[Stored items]
┄┄┄┄┄┄

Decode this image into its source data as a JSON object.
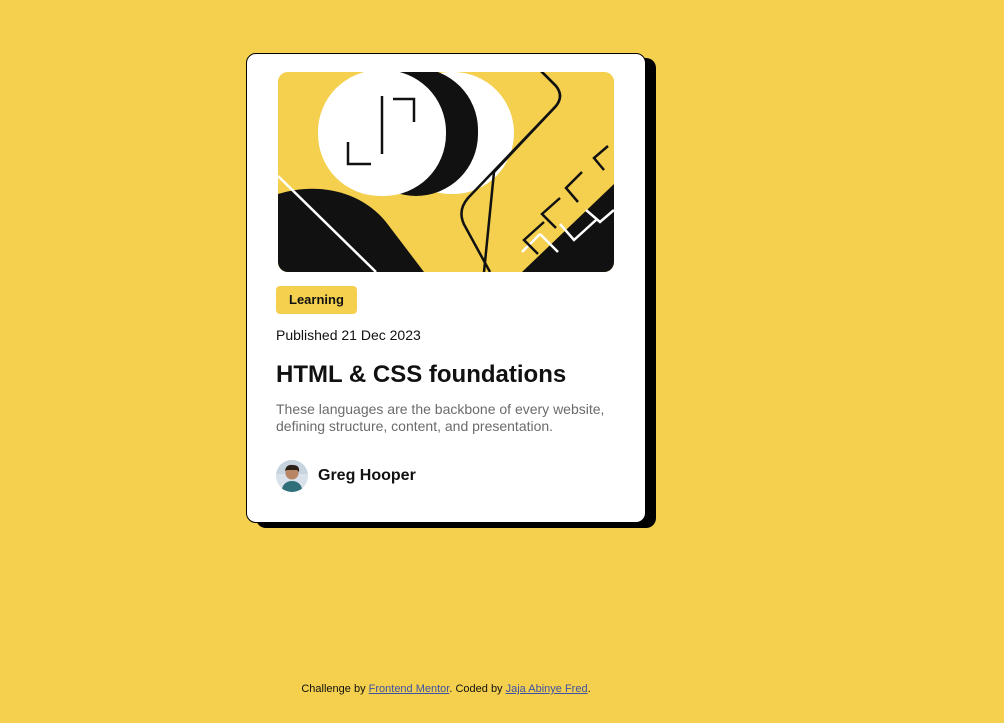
{
  "page": {
    "background_color": "#F4D04E"
  },
  "card": {
    "hero_image_alt": "illustration-article",
    "category_tag": "Learning",
    "published": "Published 21 Dec 2023",
    "title": "HTML & CSS foundations",
    "description": "These languages are the backbone of every website, defining structure, content, and presentation.",
    "author": {
      "name": "Greg Hooper",
      "avatar_icon": "avatar-photo"
    },
    "colors": {
      "accent": "#F4D04E",
      "card_background": "#FFFFFF",
      "shadow": "#000000",
      "text": "#111111",
      "muted_text": "#6B6B6B"
    }
  },
  "footer": {
    "prefix": "Challenge by",
    "frontend_mentor_link": "Frontend Mentor",
    "middle": ". Coded by",
    "coder_link": "Jaja Abinye Fred",
    "suffix": "."
  }
}
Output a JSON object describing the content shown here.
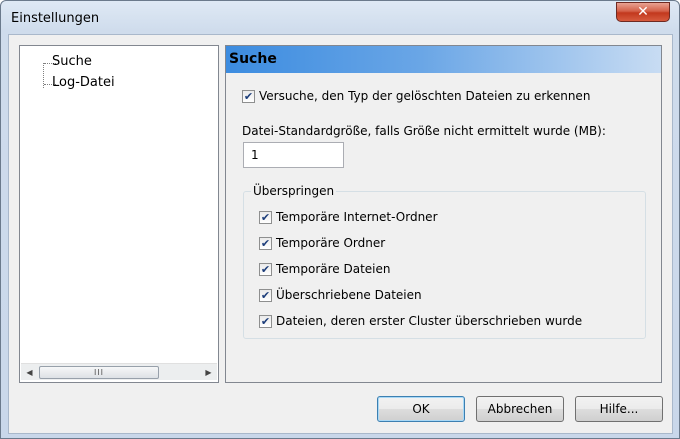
{
  "window": {
    "title": "Einstellungen",
    "close_symbol": "✕"
  },
  "tree": {
    "items": [
      {
        "label": "Suche"
      },
      {
        "label": "Log-Datei"
      }
    ],
    "scrollbar": {
      "left_arrow": "◀",
      "right_arrow": "▶",
      "thumb_grip": "III"
    }
  },
  "panel": {
    "header": "Suche",
    "detect_type": {
      "label": "Versuche, den Typ der gelöschten Dateien zu erkennen",
      "checked": true
    },
    "default_size": {
      "label": "Datei-Standardgröße, falls Größe nicht ermittelt wurde (MB):",
      "value": "1"
    },
    "skip": {
      "legend": "Überspringen",
      "options": [
        {
          "label": "Temporäre Internet-Ordner",
          "checked": true
        },
        {
          "label": "Temporäre Ordner",
          "checked": true
        },
        {
          "label": "Temporäre Dateien",
          "checked": true
        },
        {
          "label": "Überschriebene Dateien",
          "checked": true
        },
        {
          "label": "Dateien, deren erster Cluster überschrieben wurde",
          "checked": true
        }
      ]
    },
    "check_symbol": "✔"
  },
  "buttons": {
    "ok": "OK",
    "cancel": "Abbrechen",
    "help": "Hilfe..."
  },
  "colors": {
    "header_gradient_start": "#3c8ce0",
    "close_button": "#c2381d"
  }
}
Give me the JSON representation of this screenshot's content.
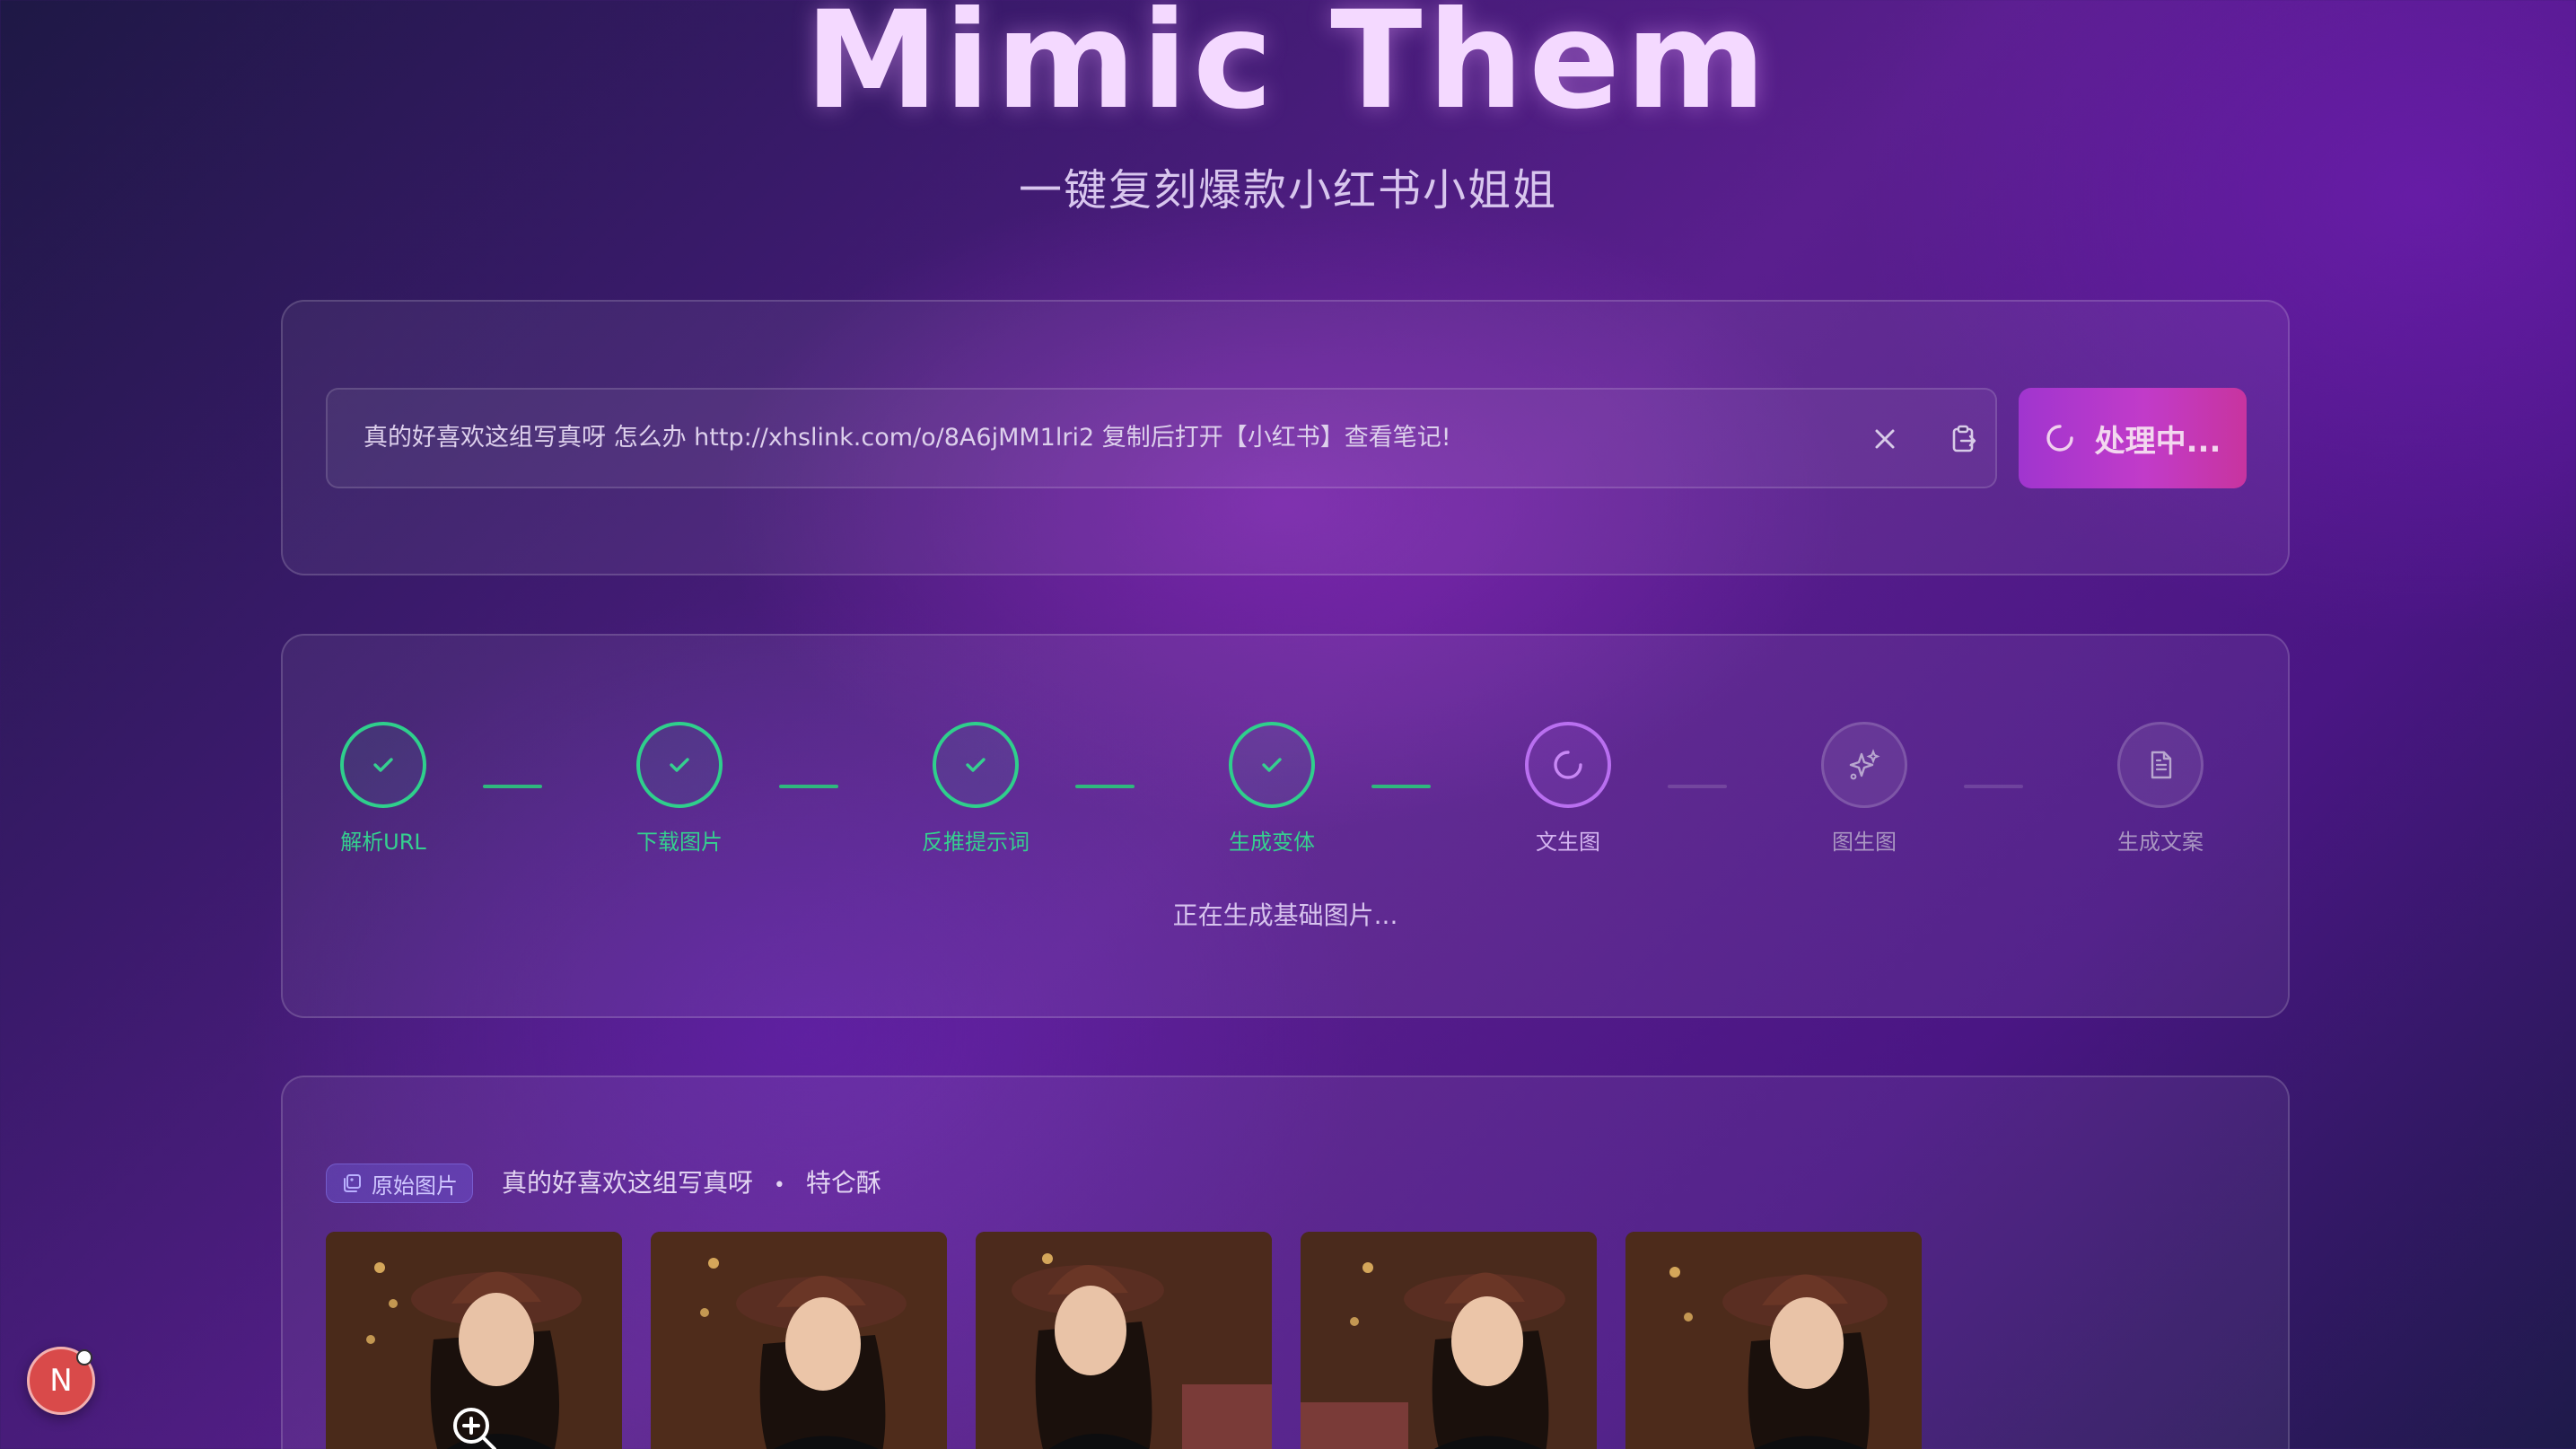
{
  "header": {
    "title": "Mimic Them",
    "subtitle": "一键复刻爆款小红书小姐姐"
  },
  "input": {
    "value": "真的好喜欢这组写真呀 怎么办 http://xhslink.com/o/8A6jMM1lri2 复制后打开【小红书】查看笔记!",
    "clear_icon": "close-icon",
    "paste_icon": "clipboard-paste-icon"
  },
  "process_button": {
    "label": "处理中...",
    "icon": "spinner-icon"
  },
  "steps": [
    {
      "label": "解析URL",
      "state": "done"
    },
    {
      "label": "下载图片",
      "state": "done"
    },
    {
      "label": "反推提示词",
      "state": "done"
    },
    {
      "label": "生成变体",
      "state": "done"
    },
    {
      "label": "文生图",
      "state": "active"
    },
    {
      "label": "图生图",
      "state": "pending"
    },
    {
      "label": "生成文案",
      "state": "pending"
    }
  ],
  "status_text": "正在生成基础图片...",
  "images_section": {
    "badge_label": "原始图片",
    "post_title": "真的好喜欢这组写真呀",
    "separator": "•",
    "author": "特仑酥",
    "image_count": 5
  },
  "avatar": {
    "letter": "N"
  },
  "colors": {
    "done": "#2fcf8c",
    "active": "#b96ff0",
    "button_start": "#a035cf",
    "button_end": "#c8349f",
    "title": "#f4d9ff"
  }
}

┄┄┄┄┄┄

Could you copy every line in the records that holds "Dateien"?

      "label": "Versuche, den Typ der gelöschten Dateien zu erkennen",
          "label": "Temporäre Dateien",
          "label": "Überschriebene Dateien",
          "label": "Dateien, deren erster Cluster überschrieben wurde",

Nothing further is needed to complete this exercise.